Both Jack's investors elected to move on. They were maturing in age and scrutinizing their portfolios. Progress with Ace had not come fast enough, and they were uncertain about the viability of the new concept. They declined to invest in re-opening the business and walked away. Having dodged bullets on Iwo Jima several decades before, Jack decided his present situation wasn't the worst he'd faced. He determined to beat cancer, bring his company out of the ashes, and make it the best hardware store in Beaumont!
Between chemotherapy treatments, Jack hit the streets looking for a lender. His initial efforts proved unsuccessful; then his fortune changed. A favorable medical report that his cancer was in remission and a call from a kind-hearted local banker helped him secure a SBA loan. Things looked hopeful. But shortly before M&D Supply's grand re-opening eight months later, Jack learned his cancer was back with a vengeance, the tumor inoperable.
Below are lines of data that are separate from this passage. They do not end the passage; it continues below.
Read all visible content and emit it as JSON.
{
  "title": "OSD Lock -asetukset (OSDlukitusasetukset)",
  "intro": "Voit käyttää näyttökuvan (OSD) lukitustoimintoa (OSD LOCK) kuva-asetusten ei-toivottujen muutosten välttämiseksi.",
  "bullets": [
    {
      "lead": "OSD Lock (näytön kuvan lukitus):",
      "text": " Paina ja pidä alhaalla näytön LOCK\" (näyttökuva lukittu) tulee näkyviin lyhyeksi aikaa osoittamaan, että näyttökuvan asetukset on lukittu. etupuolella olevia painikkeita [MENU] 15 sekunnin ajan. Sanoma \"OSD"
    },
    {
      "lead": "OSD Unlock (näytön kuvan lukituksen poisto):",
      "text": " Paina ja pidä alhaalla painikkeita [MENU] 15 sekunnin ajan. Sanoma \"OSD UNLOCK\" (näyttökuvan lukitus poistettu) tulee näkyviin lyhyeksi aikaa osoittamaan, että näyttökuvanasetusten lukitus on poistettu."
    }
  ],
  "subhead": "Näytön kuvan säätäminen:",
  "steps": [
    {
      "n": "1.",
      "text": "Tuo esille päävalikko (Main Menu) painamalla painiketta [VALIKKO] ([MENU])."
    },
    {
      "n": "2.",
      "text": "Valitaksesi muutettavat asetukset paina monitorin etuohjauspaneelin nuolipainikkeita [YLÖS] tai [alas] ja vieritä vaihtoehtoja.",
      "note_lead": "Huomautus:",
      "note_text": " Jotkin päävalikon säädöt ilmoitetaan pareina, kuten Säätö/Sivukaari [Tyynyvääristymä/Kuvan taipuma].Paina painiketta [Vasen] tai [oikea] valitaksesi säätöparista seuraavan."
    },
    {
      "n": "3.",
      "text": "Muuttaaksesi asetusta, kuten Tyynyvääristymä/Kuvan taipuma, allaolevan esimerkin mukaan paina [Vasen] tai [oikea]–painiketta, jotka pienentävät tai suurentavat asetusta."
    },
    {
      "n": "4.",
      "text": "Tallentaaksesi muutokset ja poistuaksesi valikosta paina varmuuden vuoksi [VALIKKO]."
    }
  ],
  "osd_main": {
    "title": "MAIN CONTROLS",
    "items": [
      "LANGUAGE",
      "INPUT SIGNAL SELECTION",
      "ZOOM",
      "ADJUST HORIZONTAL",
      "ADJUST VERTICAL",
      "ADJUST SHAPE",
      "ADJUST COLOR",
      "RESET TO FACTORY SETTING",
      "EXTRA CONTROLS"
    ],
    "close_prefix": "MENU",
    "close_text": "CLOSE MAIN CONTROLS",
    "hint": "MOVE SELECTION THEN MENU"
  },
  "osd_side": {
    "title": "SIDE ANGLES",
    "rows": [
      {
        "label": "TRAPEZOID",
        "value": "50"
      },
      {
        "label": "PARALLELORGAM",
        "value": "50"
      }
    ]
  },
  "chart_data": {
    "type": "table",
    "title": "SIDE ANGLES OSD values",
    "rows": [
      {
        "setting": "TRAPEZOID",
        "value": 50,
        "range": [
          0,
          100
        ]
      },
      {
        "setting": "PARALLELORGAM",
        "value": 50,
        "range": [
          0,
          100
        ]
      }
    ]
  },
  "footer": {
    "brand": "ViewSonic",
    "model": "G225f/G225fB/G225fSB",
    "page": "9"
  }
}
He sat in his 71 ' F-150 with his head in his hands. Bad things were happening. If the doctors were right his time was short. Should he liquidate? Sell to Harry? Sell to the owner of the local True Value? Or could he position the business to survive beyond his earthly existence, as a family legacy? His fondest wish was to leave a thriving business to pass on to his son. But how could he do it?
Jeff Dyson, Lamar University
Vivek S. Natarajan, Lamar University
Kabir. C Sen, Lamar University…